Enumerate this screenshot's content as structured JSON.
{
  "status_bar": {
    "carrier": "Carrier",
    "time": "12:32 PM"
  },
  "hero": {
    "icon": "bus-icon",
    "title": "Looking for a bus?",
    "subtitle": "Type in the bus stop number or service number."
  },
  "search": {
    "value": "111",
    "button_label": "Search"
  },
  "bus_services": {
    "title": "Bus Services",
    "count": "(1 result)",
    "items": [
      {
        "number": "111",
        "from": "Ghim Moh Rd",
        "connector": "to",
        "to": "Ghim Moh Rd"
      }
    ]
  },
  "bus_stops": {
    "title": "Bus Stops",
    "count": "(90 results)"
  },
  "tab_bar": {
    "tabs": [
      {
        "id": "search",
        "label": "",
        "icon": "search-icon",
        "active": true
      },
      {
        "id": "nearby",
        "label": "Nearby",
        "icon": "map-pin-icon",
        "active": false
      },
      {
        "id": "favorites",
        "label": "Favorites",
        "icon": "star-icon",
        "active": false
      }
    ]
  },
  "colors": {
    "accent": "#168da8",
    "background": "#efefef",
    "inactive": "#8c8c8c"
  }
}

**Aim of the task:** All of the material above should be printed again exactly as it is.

**Worked solution:**
Enumerate this screenshot's content as structured JSON.
{
  "status_bar": {
    "carrier": "Carrier",
    "time": "12:32 PM"
  },
  "hero": {
    "icon": "bus-icon",
    "title": "Looking for a bus?",
    "subtitle": "Type in the bus stop number or service number."
  },
  "search": {
    "value": "111",
    "button_label": "Search"
  },
  "bus_services": {
    "title": "Bus Services",
    "count": "(1 result)",
    "items": [
      {
        "number": "111",
        "from": "Ghim Moh Rd",
        "connector": "to",
        "to": "Ghim Moh Rd"
      }
    ]
  },
  "bus_stops": {
    "title": "Bus Stops",
    "count": "(90 results)"
  },
  "tab_bar": {
    "tabs": [
      {
        "id": "search",
        "label": "",
        "icon": "search-icon",
        "active": true
      },
      {
        "id": "nearby",
        "label": "Nearby",
        "icon": "map-pin-icon",
        "active": false
      },
      {
        "id": "favorites",
        "label": "Favorites",
        "icon": "star-icon",
        "active": false
      }
    ]
  },
  "colors": {
    "accent": "#168da8",
    "background": "#efefef",
    "inactive": "#8c8c8c"
  }
}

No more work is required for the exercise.